KEYNOTE: Prof, Clive Beck | CTL page


 Prof. Beck’s Keynote Talk draws on two publications:

Book Chapter: “Rethinking Teacher Education Programs” (to appear in Building Bridges: Rethinking Literacy Teacher Education in a Digital Era)

While we have distinctive concerns in this volume – literacy, literacy teacher education, and digital technology – these need to be explored within a general approach to teacher education. In this last chapter, I present elements of such an approach for discussion along with the specific themes. I propose a broadly constructivist vision of teaching and teacher education; a collaborative research base that takes seriously the input of practitioners; a campus program in which we practice what we preach; close links between the campus program and practicum schools; an appropriate technology emphasis; and an incremental approach to improvement.

This volume is concerned with improving literacy teacher education, especially by attending to developments in digital technology.
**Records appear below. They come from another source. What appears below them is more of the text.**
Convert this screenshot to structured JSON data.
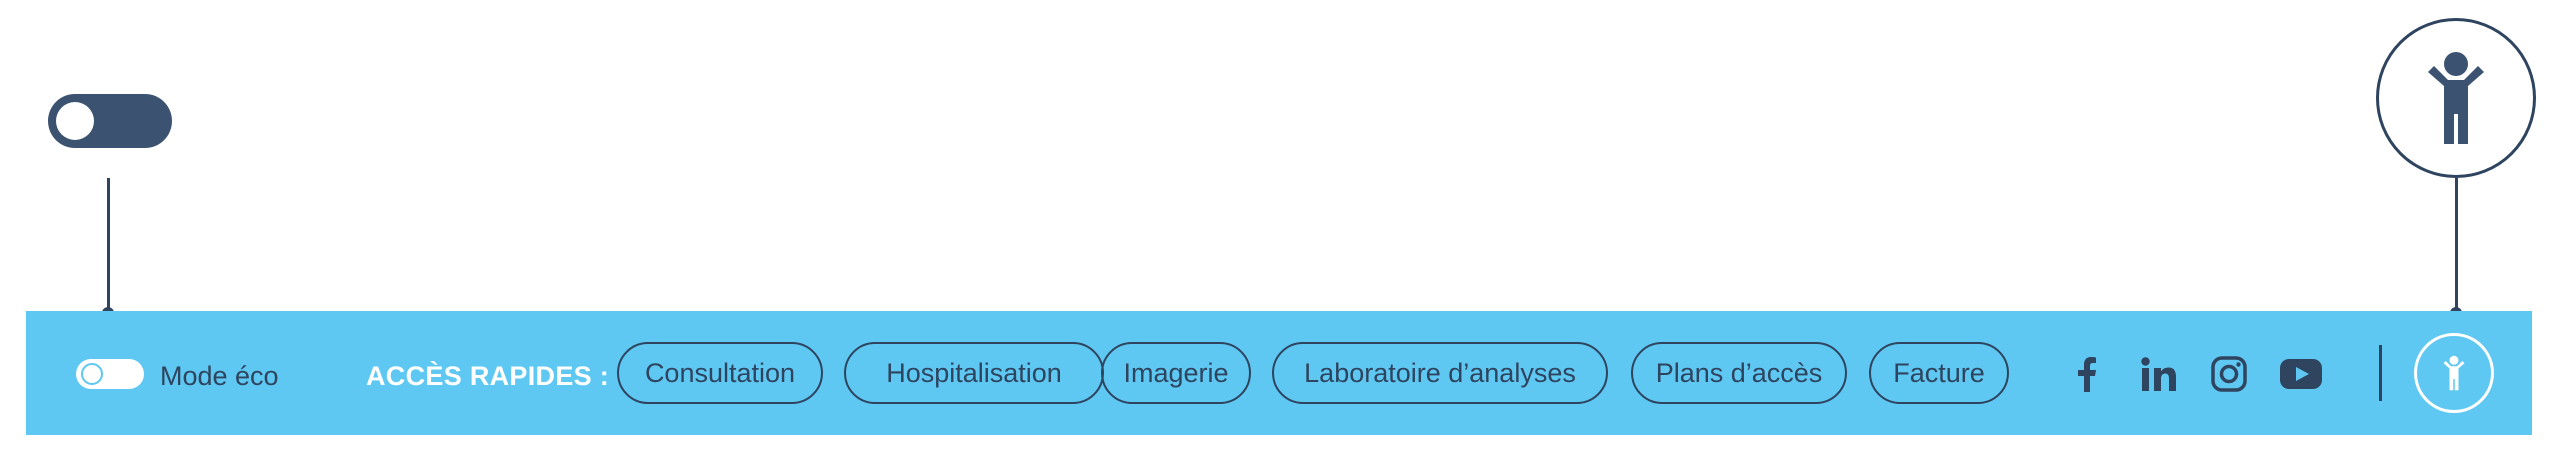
{
  "eco": {
    "label": "Mode éco",
    "enabled": false
  },
  "quick_access": {
    "label": "ACCÈS RAPIDES :",
    "items": [
      "Consultation",
      "Hospitalisation",
      "Imagerie",
      "Laboratoire d’analyses",
      "Plans d’accès",
      "Facture"
    ]
  },
  "social": [
    "facebook-icon",
    "linkedin-icon",
    "instagram-icon",
    "youtube-icon"
  ],
  "accessibility": {
    "icon": "accessibility-person-icon"
  },
  "colors": {
    "bar": "#5ec8f2",
    "navy": "#2e445f",
    "white": "#ffffff"
  }
}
This needs to be done, however, against the backdrop of a general approach to teacher education. In this final chapter I discuss several aspects of such an approach, building in part on ideas already advanced in preceding chapters. The chapter does not have a particular literacy focus, but the issues it raises are of relevance to literacy teacher education along with other areas of teacher preparation.
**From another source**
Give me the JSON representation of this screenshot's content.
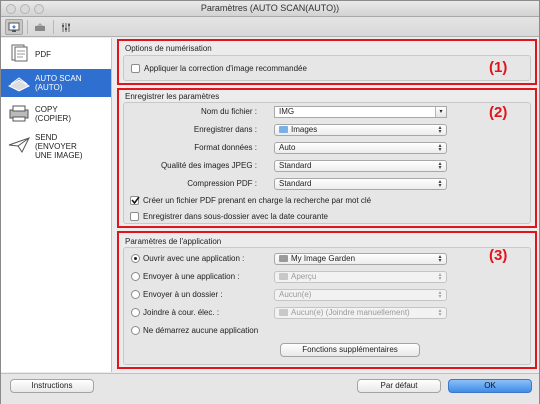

Teacher education, like school teaching itself, is an enormously complex enterprise and I can only touch on a few aspects here. However, I believe the ones I have chosen are of central importance to the field. They are:
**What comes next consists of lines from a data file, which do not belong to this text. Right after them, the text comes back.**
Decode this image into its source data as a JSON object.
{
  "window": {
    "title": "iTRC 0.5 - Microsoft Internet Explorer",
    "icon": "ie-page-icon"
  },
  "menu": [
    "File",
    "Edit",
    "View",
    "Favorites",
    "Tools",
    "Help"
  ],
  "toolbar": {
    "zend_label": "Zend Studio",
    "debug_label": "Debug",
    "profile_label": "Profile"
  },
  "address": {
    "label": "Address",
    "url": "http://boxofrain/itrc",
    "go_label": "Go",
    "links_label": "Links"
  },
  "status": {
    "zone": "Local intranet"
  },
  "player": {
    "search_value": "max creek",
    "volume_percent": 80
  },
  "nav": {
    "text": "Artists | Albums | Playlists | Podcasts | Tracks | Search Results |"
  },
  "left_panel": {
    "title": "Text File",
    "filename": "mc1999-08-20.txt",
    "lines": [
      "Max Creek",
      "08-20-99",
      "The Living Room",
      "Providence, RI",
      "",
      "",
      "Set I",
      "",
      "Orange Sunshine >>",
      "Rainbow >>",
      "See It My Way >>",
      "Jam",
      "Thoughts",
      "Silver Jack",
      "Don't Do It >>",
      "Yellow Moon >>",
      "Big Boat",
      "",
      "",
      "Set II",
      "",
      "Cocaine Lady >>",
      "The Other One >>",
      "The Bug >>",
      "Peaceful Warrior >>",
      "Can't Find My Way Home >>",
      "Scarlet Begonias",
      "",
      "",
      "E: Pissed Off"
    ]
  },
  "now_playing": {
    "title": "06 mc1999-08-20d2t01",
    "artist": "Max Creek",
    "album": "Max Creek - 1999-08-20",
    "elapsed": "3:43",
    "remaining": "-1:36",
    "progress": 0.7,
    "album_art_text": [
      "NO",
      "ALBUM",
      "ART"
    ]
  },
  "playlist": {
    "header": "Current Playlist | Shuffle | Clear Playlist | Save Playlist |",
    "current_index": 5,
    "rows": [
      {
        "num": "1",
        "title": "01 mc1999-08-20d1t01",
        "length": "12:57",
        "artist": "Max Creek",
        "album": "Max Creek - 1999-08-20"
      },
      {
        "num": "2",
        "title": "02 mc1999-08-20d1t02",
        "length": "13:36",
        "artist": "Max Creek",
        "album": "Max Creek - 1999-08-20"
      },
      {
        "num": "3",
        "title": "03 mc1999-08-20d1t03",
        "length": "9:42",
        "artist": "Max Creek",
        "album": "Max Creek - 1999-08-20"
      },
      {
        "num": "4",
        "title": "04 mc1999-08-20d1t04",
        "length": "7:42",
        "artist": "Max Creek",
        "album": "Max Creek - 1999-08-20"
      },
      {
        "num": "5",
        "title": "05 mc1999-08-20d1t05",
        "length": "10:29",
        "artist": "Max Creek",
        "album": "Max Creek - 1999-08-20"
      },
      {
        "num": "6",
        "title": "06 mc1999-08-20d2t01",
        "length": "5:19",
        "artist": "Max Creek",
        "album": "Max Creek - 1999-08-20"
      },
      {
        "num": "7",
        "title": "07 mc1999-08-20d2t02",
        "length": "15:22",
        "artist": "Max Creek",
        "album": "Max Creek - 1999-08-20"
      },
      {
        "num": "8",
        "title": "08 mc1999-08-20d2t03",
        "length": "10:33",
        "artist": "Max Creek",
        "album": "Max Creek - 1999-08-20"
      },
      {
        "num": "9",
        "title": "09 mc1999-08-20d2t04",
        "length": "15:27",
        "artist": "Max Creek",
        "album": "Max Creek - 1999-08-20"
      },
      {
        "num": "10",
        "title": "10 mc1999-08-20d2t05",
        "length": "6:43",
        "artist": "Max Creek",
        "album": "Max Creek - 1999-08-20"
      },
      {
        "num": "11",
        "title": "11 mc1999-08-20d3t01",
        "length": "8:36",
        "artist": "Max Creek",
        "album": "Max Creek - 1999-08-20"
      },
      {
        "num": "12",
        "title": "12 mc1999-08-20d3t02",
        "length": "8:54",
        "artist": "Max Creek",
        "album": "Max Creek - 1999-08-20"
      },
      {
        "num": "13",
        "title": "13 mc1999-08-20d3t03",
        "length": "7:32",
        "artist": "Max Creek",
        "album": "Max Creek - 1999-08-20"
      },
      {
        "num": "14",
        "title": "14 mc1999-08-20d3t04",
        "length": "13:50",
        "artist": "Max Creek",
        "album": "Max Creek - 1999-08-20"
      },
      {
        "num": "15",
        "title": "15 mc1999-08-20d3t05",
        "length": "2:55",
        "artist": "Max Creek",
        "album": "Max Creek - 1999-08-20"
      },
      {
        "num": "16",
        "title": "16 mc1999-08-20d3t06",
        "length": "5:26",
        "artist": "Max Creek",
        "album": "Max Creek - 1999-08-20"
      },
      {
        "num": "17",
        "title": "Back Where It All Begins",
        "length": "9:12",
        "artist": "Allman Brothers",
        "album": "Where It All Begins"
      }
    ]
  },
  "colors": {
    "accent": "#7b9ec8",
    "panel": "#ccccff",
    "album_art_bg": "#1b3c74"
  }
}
    • a vision for teacher education
    • a research-based teacher education program
    • a campus program that embodies our vision
    • a practicum component that connects the campus and the schools
    • an appropriate technology emphasis

Article: “Experiences in Philosophy of Education: A Self-Portrait”
Paideusis, Volume 19 (2010), No. 2., pp. 10-15

I grew up on a somewhat remote sheep farm in Western Australia and did my early and final years of schooling by distance education. My mother was a school teacher so she could help supervise me, especially in grades 1 and 2. From grades 3 to 10, I went by bus to local public schools. The last two “leaving” years were spent in splendid isolation doing correspondence courses. My two older brothers led the flight from farm to university and, when I finished school, I went off to the University of Western Australia (UWA). My four-year B.Ed. degree included teacher certification. However, I also opted for some fairly academic studies: honours in philosophy of education, a major in history, and courses in philosophy and Greek. After graduating, I worked part-time and enrolled in another bachelor’s degree at the University of Sydney, doing honours in general philosophy and more courses in classical Greek. I then became a lecturer in philosophy of education at the University of New England (UNE), just north west of Sydney. At the same time, I did a Ph.D. in philosophy at UNE with a focus on philosophy of education. In 1967, I got a position in philosophy of education at the Ontario Institute for Studies in Education (OISE) at the University of Toronto on the recommendation of Israel Scheffler, one of my doctoral examiners. Given my roots, why all this early interest in philosophy and philosophy of education? Cynics might explain it in terms of exposure to vast horizons and myriad sheep. Others might refer to my strongly religious upbringing (long since left behind). But the farm experience was, of course, quite practical, and our religion was rather unreflective, concerned more with getting into the next world than understanding the present one. I think it was more a matter of personality. It was in my nature to enjoy theorizing about life, society, and reality in general. Also, being something of an optimist, I had accepted (naively, I think now) the general Western notion that “the truth will make you free”, that getting to the bottom of things leads rather quickly to personal and societal transformation. I saw philosophy not only as enjoyable but as potentially very useful. Finally, philosophy of education at that time offered employment, and with wool prices plummeting, it seemed like a congenial alternative.

Prof. Beck’s keynote, March 17, 2016, OISE NEXUS Lounge